Hysterectomy is usually performed for problems with the uterus itself or problems with the entire female reproductive complex. Some of the conditions treated by hysterectomy include uterine fibroids (myomas), endometriosis (growth of tissue resembling the uterine lining tissue outside of the.
Uterine fibroids, although a benign disease, may cause heavy menstrual flow and discomfort to some of those with the condition. Many alternative treatments are available: pharmaceutical options (the use of NSAIDs or opiates for the pain and hormones to suppress the menstrual cycle); myomectomy (removal of uterine fibroids while leaving the uterus intact); uterine artery embolization, high intensity focused ultrasound or watchful waiting. In mild cases, no treatment is necessary. If the fibroids are inside the lining of the uterus (submucosal), and are smaller than 4& cm, hysteroscopic removal is an option. A submucosal fibroid larger than 4& cm, and fibroids located in other parts of the uterus, can be removed with a laparotomic myomectomy, where a horizontal incision is made above the pubic bone for better access to the uterus.
Hysterectomy was in the past sometimes performed as a prophylactic treatment for those with either a strong family history of reproductive system cancers (especially breast cancer in conjunction with BRCA1 or BRCA2 mutation) or as part of their recovery from such cancers. With the availability of new medications such as raloxifene, aromatase inhibitors and more recent prophylactic strategies for high risk BRCA mutations this is should be an extremely rare indication for hysterectomy.

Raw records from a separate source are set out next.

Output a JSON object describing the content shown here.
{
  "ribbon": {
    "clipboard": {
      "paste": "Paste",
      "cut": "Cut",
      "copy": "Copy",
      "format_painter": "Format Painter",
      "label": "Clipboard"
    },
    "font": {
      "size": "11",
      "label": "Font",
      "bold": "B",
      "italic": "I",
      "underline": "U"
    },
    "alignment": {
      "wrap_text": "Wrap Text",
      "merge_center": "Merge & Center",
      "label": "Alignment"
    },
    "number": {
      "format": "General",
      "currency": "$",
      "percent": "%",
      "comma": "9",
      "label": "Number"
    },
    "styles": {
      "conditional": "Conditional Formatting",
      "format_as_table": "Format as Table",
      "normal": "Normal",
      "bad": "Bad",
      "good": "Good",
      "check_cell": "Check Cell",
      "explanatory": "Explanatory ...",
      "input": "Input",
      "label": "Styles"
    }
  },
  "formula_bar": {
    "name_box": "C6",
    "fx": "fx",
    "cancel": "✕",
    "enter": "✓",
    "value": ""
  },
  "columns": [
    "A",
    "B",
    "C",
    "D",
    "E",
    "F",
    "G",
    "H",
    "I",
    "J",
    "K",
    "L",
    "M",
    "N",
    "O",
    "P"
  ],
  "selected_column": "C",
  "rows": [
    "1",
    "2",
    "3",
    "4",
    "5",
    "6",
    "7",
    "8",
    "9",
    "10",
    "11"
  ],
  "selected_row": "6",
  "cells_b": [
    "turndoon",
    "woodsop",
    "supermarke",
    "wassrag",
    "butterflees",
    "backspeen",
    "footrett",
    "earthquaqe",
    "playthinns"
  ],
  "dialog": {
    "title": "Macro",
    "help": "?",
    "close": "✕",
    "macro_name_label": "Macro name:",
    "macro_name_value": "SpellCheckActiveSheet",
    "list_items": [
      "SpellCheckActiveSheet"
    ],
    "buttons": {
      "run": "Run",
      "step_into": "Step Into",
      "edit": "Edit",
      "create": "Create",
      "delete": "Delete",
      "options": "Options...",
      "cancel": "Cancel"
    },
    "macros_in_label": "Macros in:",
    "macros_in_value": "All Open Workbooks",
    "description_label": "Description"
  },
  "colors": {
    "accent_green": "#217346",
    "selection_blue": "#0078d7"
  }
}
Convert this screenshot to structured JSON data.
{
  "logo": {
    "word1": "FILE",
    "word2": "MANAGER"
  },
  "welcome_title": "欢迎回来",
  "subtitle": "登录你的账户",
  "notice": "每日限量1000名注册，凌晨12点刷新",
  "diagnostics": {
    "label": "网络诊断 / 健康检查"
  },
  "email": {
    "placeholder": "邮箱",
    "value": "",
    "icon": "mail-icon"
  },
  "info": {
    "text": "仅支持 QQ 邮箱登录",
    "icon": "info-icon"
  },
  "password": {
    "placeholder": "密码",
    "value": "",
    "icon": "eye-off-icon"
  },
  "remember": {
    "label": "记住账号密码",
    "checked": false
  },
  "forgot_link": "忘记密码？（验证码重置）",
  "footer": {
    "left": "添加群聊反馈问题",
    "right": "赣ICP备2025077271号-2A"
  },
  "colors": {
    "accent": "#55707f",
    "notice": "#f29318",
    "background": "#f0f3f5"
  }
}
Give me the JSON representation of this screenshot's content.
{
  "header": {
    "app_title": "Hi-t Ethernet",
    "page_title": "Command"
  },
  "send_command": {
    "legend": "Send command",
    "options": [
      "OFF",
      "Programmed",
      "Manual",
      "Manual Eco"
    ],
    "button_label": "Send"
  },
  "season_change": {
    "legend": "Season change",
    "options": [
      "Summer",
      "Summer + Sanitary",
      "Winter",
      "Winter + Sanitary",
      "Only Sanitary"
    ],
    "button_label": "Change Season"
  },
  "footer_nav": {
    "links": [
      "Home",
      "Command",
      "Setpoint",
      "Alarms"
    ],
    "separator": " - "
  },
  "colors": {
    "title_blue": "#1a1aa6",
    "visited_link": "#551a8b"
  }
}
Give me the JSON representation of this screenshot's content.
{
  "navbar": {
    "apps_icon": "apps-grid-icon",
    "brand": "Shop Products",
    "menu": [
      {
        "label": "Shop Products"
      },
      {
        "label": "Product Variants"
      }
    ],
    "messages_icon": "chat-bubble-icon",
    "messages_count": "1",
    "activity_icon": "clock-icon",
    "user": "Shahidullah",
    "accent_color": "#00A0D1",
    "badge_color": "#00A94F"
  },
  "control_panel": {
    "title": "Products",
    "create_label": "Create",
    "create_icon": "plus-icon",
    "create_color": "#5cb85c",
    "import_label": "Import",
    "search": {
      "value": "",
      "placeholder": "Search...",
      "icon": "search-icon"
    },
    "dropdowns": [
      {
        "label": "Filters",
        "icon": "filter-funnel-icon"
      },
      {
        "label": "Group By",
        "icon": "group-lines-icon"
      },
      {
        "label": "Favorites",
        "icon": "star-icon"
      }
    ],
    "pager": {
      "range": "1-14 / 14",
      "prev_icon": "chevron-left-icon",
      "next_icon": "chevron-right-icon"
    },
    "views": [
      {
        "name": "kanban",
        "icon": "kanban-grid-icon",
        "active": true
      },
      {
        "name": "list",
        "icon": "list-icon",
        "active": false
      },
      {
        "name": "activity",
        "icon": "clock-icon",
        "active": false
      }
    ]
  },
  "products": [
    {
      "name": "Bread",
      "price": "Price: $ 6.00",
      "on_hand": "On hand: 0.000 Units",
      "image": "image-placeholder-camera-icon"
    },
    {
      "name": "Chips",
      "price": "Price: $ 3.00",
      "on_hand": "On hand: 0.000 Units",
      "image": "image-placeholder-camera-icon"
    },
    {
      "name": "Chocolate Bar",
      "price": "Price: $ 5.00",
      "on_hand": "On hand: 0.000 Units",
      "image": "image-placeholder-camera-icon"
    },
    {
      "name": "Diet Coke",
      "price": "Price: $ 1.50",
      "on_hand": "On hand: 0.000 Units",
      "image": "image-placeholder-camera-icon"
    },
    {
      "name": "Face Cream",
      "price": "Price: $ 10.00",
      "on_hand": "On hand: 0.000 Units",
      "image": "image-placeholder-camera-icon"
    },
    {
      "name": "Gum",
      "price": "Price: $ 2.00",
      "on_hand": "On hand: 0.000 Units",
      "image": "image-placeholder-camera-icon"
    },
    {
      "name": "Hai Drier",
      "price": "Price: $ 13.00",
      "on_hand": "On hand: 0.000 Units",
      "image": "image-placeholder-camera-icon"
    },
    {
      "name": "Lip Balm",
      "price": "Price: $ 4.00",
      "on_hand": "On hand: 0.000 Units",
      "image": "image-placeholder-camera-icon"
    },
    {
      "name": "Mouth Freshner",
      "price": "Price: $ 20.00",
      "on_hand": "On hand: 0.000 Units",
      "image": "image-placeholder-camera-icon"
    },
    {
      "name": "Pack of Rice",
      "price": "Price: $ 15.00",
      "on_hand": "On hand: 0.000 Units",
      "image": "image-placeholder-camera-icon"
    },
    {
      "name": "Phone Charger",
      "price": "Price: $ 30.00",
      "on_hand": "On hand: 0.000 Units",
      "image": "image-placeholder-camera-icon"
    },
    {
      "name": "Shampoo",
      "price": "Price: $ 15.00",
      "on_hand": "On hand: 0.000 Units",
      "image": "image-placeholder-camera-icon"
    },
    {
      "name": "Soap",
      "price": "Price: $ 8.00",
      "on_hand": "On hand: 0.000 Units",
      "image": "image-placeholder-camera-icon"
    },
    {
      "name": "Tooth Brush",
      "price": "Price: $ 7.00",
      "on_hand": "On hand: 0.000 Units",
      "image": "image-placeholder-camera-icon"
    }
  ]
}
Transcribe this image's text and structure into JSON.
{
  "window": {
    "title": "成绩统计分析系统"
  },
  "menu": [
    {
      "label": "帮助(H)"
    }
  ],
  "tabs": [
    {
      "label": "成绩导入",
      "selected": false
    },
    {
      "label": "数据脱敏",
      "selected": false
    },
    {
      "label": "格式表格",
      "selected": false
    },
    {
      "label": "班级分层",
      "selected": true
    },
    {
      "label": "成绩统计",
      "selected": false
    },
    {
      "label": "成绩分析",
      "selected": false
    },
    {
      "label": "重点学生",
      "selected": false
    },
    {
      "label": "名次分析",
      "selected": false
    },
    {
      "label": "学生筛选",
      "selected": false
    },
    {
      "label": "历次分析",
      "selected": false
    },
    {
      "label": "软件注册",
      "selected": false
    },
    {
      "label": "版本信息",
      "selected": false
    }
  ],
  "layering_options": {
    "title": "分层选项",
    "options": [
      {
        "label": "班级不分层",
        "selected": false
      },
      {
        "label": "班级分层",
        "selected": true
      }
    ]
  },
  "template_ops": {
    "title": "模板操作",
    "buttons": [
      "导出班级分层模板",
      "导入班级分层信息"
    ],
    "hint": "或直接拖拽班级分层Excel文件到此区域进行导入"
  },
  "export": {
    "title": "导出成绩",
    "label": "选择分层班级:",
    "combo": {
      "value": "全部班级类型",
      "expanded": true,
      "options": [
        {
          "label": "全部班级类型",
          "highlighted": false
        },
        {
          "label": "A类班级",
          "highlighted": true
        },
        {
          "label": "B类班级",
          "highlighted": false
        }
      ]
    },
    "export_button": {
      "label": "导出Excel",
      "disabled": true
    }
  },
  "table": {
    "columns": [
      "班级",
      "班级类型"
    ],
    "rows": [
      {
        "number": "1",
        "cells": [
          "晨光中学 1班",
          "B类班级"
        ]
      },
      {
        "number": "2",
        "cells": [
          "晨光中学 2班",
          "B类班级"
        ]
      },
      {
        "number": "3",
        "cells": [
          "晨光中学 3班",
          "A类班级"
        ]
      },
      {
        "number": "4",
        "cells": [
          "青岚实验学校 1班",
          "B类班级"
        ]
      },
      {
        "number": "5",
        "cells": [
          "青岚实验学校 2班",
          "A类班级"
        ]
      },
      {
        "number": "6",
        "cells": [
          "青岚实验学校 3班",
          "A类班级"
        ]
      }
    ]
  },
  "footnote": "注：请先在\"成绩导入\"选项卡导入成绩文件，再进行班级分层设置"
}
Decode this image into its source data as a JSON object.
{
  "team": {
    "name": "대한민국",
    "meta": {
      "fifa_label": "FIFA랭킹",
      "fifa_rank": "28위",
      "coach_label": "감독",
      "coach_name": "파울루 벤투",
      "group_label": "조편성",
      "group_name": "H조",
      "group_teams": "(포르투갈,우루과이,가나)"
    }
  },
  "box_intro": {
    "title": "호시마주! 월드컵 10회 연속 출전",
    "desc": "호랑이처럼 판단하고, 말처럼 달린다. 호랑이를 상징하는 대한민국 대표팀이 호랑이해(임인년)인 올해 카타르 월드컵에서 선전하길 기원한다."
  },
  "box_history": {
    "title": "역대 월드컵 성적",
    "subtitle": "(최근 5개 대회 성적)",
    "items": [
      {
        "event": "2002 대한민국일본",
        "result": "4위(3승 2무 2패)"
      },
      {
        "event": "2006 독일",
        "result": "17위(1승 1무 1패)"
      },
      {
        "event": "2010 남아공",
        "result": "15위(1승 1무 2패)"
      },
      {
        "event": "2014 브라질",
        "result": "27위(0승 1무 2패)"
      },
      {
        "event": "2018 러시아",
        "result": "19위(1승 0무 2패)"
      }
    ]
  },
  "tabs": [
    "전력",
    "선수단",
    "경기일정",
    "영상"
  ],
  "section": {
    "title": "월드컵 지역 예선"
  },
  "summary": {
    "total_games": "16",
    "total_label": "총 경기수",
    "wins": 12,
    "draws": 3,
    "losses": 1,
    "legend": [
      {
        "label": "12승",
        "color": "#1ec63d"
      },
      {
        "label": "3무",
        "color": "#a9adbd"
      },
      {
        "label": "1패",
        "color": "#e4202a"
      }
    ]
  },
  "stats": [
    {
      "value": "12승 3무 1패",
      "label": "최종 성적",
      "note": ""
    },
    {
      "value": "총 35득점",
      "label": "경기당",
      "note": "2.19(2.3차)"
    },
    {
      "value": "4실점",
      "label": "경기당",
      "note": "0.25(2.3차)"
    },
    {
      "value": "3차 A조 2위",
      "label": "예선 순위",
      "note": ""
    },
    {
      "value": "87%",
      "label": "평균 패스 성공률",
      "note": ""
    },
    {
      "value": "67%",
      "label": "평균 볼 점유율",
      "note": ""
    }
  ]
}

Adapted from the Wikipedia article Hysterectomy, under the G. N. U. Free Documentation License. Please also see http://en.wikipedia.org/wiki